The usual method is a non-linear regression calculus. This is an iterative process which requires 'guessed' initial values for the parameters to start the iteration.
KNeighborsTransformer only gives you the indices of the nearest neighbors and the distances. You need to do more work to retrieve the points to fit your linear regression.
Here's a draft that appears to be working:
from sklearn.neighbors import NearestNeighbors
from sklearn.base import RegressorMixin, BaseEstimator, clone
from sklearn.linear_model import ...
It is possible, actually. The answer is not too different than the one given by @10xAI, but it is not trying to exploit the order of the random seeds implicitly, since it would break for parallel training. So the answer above could maybe only work for trees not trained in parallel. But not sure.
The actual working answer is simple, and it resides in using ...
Having two separate pipelines would be more efficient for larger datasets. Version the different cleaned/standardised/preprocessed datasets and run the lean learning and prediction model on a particular cleaned dataset.
That being said, if the cleaning process is cheap, then keep it in the same pipeline. You don't want to bloat your work if it is unnecessary....
One of the benefits of using scikit-learn's Pipeline is to appropriately apply the operations to both training and prediction datasets. The "whole dataset" you mention that is only the training data you currently have available. Scikit-learn's Pipeline can automatically handle additional data, such as production data.
Having two different pipelines ...
You are right, neg_mean_squared_error is simple -1 * mean_squared_error. This is because a convention in the Scikit-learn api that all the scorers follow.
According to scikit-learn documentation (some emphasis added):
For the most common use cases, you can designate a scorer object with the scoring parameter; the table below shows all possible values. All ...
Firstly, when you have an imbalanced dataset accuracy is not a good metric to be using (see https://en.wikipedia.org/wiki/Precision_and_recall#Imbalanced_data). You should consider what the ultimate use-case of this model is and what metric is properly capturing the performance of the model considering that use case. For example, when classifying the ...
There seems to be a confusion between multiclass and multilabel classification:
Multiclass is the regular case where the task consists in predicting among N possible classes. For example an image can be either a dog or a horse or a cat, but always exactly one among these three animals.
Multilabel is the when the task consists in predicting a set.
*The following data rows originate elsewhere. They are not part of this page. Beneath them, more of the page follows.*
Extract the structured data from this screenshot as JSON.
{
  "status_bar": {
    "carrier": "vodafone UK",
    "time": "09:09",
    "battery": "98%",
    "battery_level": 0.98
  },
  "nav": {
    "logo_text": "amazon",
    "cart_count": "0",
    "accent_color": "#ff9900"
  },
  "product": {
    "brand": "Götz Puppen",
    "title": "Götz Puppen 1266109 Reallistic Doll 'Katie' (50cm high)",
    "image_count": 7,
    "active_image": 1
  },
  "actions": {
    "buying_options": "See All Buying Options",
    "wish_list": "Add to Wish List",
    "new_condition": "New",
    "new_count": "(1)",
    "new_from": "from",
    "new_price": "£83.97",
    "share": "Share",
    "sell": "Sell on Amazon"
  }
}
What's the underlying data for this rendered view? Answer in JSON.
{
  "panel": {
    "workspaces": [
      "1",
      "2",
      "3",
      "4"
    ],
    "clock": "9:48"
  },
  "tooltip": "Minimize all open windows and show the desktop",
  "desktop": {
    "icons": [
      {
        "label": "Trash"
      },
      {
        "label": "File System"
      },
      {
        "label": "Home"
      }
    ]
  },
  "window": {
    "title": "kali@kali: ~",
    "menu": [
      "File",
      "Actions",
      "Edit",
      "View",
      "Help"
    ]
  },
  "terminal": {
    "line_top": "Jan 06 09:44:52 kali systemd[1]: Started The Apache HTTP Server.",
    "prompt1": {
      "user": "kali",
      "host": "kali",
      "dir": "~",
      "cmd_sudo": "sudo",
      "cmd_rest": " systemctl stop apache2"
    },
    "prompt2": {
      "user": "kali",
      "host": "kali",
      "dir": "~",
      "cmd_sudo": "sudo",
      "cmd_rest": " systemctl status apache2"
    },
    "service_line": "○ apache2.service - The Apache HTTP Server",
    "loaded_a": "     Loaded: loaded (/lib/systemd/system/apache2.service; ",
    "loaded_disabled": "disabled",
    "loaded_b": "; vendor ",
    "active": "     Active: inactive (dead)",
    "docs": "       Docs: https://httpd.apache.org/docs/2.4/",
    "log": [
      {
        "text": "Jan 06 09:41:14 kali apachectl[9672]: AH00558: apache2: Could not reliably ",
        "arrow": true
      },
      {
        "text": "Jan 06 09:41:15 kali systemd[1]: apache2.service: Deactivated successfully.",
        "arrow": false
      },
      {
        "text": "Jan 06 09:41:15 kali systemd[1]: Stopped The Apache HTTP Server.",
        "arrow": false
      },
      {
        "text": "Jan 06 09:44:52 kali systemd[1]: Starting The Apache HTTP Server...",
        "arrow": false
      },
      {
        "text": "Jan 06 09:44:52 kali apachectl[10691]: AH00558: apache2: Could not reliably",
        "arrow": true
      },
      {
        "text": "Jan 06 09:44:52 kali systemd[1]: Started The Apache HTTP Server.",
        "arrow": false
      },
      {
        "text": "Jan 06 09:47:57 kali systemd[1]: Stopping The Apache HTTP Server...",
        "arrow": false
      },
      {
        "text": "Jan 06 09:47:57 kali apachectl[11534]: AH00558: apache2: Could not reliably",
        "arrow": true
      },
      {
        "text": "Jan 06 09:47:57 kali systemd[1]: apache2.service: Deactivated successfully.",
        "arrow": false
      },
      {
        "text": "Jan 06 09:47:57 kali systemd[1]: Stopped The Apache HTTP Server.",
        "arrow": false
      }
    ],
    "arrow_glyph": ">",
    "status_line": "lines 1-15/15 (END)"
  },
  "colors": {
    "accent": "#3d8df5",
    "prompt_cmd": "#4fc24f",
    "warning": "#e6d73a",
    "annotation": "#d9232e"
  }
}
For ...
You might benefit from random forests instead which aim to achieve the same objectives you are aiming for, i.e better generalization through pruning to remove overfitting.
scikit learn's random forest algorithm will let you specify how many or what proportion of variables you want to automatically drop across the many trees whose results will be averaged for ...
Clustering doesn't work like this: for example k-means assigns an instance to the closest centroid, and since there is always a closest centroid there is a always a cluster that an instance "belongs to".
So you need a different approach if you plan to have the possibility of in instance "not in any group":
redo the clustering on the full ...
The answer depends on the library you are using. If you are using scikit - you wouldn't need to one hot encode the targets. Scikit handles it automatically.
If you were using keras to build a neural network, you might want to use one hot encoded labels because the built in loss function in keras (e.g categorical crossentropy) expects labels to be one hot ...
I don't think it is possible to get it directly but we may utilize the random seed.
random_stateint, RandomState instance or None, default=None
Controls both the randomness of the bootstrapping of the samples used when building trees (if bootstrap=True)
This is from the RF Github code
def _generate_sample_indices(random_state, n_samples, ...